Creating company culture is the CEO's concern, not just HR's
Leading management consultants will often tell you that changing an organisation’s culture is one of the hardest tasks there is in business. Undergoing a transformational shift throughout a company requires dedicated, consistent and planned messaging where actions have to be implemented to have any real effect.
If meetings and bonding sessions are held yet everyone reverts to the same type of behaviour immediately afterwards, then your chances of changing that culture are very limited. A good culture can attract new quality staff and a bad culture will encourage most staff to walk out the door.
“Eighty percent of managers believe that culture has a massive or substantial impact on employee attraction,” Shane Michael Hatton, coach and trainer, told HRD. “Gallup has been studying organisations and teams across the world for more than 80 years. Drawing on this research, the article ‘Culture Wins by Attracting the Top 20% of Candidates’ by Nate Dvorak and Ryan Pendell point out two compelling reasons why culture is your best attraction strategy.
“Strong culture is how we create ‘employees that become brand advocates’, with 71% of employees saying that the way they learn about job opportunities is through a referral from current employees of an organisation.
“Your team culture may not have a LinkedIn profile, it’s not at barbecues on the weekend talking with prospective employees and it doesn’t speak at conferences about how great it is to work in your team – but your people are, and they are talking about your culture. It’s why you should never underestimate the reach and influence of a raving fan or the damage that can come from a disgruntled employee.
“Their second insight is that talented people proactively seek out organisations with exceptional culture. That is, the top 20% of talent are more likely to ask questions relating to your culture.
“Dvorak and Pendell found that the most talented candidates ask questions like ‘Who will my manager be?’, ‘How will I learn and grow here?’ and ‘What does this company stand for?’ In contrast, they found that less talented prospects will ask transactional questions relating to issues like pay, perks and hours.”
When you arrive at a company you expect the basics of a good culture to exist – helpful colleagues, supportive environment, functional workstation and a planned learning or training program depending on your position. And it’ not just up to HR – a culture should always emanate from the CEO and the boardroom.
It is not hard for companies to get the little things right but surprisingly they often get them wrong with areas such as IT set-up and clear communication of work priorities the biggest areas of new employee frustration. A lack of company direction or if an employee doesn’t feel included in team meetings or either informal gatherings within the office, can also have a big impact.
“Of all the areas managers believe culture has the greatest impact on, employee engagement is at the top of the list, with 83% saying it has a massive or substantial impact,” Hatton added.
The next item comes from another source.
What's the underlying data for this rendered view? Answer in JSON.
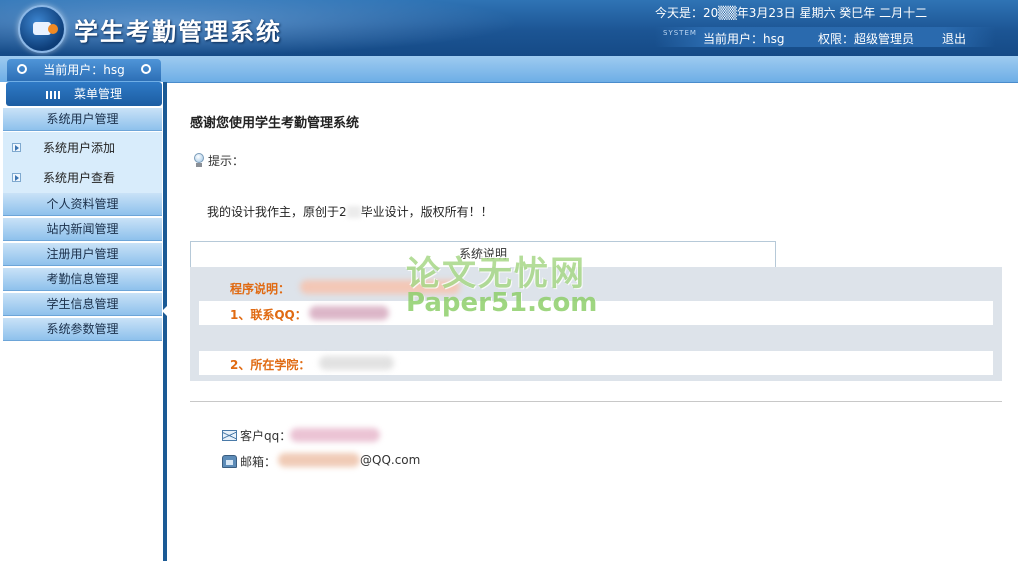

“From a study of nearly 4000 skilled employees, the Hays Salary Guide FY21/22 revealed the top reasons employees are looking for another job - alongside a lack of promotional opportunities and a competitive salary - was ‘poor management and workplace culture’ that made it into the top three for more than a third of respondents.
“Culture isn’t just your best attraction strategy, it’s also your most valuable retention strategy, because it’s a driving factor in employee engagement. Engaged people don’t just perform better, they also stay longer. While an attraction strategy may entice great people through the front door of your organisation, strong culture will prevent them from slipping out the back.
“Success starts with finding and keeping the best people. A pay cheque and perks might get their attention, and a ping-pong table in the break room might make lunchtime more enjoyable, but the culture is your team’s best unseen competitive advantage.”